How Many Lives Have Been Saved By COVID-19 Vaccines So Far?

In not even two years, COVID-19 has killed over 4.5 million people worldwide, including more than 640,000 Americans (per World Health Organization). Without a doubt, vaccines are the most effective tool we have to combat this pandemic. Research is conflicting, but available data suggest that the Pfizer and Moderna vaccines are at least 42% and as much as 96% effective against the delta variant (per Healthline).

The vaccines are even more effective against severe illness, hospitalization, and death. Research published in The Lancet found that among the slim minority of fully vaccinated people who contracted COVID-19, the risk of hospitalization was slashed by 70%. According to the Centers for Disease Control and Prevention (CDC), fully vaccinated people are 25 times less likely to die of COVID-19.

With all of this in mind, it is no surprise that the COVID-19 vaccines have saved many lives in the United States and around the world.

COVID-19 vaccines may have saved up to 279,000 lives

Research by the Yale School of Public Health (YSPH) found that vaccines have prevented up to 279,000 COVID-19 deaths and 1.25 million hospitalizations in the United States. Slashing the vaccination rate by half would have led to 450,000 additional hospitalizations and 120,000 additional deaths. Even the more conservative estimate offered by Health Affairs suggests that COVID-19 vaccines saved 140,000 lives.

"The vaccines have been strikingly successful in reducing the spread of the virus and saving hundreds of thousands of lives in the United States alone," Alison Galvani of YSPH told Yale News.
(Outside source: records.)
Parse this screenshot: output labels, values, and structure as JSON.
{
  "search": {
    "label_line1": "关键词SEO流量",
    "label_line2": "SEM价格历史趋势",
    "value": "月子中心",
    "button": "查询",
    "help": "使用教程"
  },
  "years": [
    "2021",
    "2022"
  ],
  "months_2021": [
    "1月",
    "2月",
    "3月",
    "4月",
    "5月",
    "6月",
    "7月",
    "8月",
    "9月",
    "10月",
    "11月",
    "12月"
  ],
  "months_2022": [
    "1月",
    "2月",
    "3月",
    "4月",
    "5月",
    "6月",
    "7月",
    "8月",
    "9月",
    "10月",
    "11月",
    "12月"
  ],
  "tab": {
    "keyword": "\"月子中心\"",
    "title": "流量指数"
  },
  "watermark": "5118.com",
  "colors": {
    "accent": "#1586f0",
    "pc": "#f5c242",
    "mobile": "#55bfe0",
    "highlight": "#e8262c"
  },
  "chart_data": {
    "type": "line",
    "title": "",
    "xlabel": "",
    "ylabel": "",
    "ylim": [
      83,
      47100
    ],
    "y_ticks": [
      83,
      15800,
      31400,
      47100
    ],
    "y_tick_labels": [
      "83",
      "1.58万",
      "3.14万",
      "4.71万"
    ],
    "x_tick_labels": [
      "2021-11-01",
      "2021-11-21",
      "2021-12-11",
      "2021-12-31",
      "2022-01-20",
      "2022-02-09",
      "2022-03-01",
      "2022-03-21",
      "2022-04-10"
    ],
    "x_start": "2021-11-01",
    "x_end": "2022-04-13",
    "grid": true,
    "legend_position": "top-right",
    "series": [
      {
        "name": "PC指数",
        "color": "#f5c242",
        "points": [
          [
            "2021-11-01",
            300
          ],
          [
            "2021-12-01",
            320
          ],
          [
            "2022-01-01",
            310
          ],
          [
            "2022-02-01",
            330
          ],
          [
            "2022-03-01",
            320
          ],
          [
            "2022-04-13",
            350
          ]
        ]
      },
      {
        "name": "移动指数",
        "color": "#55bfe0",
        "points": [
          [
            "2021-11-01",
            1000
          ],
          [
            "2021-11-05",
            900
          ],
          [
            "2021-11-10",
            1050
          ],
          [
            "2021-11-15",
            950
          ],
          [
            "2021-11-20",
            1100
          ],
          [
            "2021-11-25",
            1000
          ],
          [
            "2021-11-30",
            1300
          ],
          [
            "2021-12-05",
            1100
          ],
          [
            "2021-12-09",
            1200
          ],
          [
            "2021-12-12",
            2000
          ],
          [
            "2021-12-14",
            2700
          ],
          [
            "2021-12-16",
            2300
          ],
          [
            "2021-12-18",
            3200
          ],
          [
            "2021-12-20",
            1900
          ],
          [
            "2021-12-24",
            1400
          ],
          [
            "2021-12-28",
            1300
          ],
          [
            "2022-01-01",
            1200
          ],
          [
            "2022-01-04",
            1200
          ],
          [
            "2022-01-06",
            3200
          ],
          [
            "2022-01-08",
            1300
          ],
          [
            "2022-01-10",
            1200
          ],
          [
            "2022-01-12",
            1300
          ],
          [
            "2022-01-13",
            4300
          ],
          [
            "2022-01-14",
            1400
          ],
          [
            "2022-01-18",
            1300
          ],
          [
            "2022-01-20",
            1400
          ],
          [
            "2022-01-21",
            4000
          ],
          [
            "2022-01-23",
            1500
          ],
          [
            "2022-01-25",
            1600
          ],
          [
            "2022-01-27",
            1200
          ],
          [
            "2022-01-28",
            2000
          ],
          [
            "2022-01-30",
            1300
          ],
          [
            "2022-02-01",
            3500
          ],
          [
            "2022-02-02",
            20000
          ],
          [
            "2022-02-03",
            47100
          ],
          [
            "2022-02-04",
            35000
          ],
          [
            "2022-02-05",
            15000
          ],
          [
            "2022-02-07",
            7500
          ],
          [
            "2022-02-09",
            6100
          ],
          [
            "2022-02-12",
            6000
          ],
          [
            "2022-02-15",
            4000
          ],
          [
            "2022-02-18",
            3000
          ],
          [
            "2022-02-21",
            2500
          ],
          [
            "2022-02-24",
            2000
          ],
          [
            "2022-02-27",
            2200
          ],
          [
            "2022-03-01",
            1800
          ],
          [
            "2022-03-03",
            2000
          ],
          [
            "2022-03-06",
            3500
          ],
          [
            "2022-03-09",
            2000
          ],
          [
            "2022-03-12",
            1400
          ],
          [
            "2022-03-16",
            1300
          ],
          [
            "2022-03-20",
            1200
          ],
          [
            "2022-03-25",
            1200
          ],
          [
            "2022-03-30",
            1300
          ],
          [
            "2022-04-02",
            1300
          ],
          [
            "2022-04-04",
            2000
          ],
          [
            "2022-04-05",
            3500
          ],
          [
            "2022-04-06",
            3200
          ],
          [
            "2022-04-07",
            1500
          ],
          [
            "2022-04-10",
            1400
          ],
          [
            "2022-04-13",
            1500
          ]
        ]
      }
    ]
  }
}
However, she was quick to emphasize that "until a greater majority of Americans are vaccinated, many more people could still die from this virus. The danger is not over. Now is not the time to let down our guard."

According to the CDC, more than 53% of American adults are fully vaccinated, including more than 82% of people above the age of 65. However, vaccination rates vary widely by state, and communities with lower vaccination rates are bearing the brunt of the delta wave.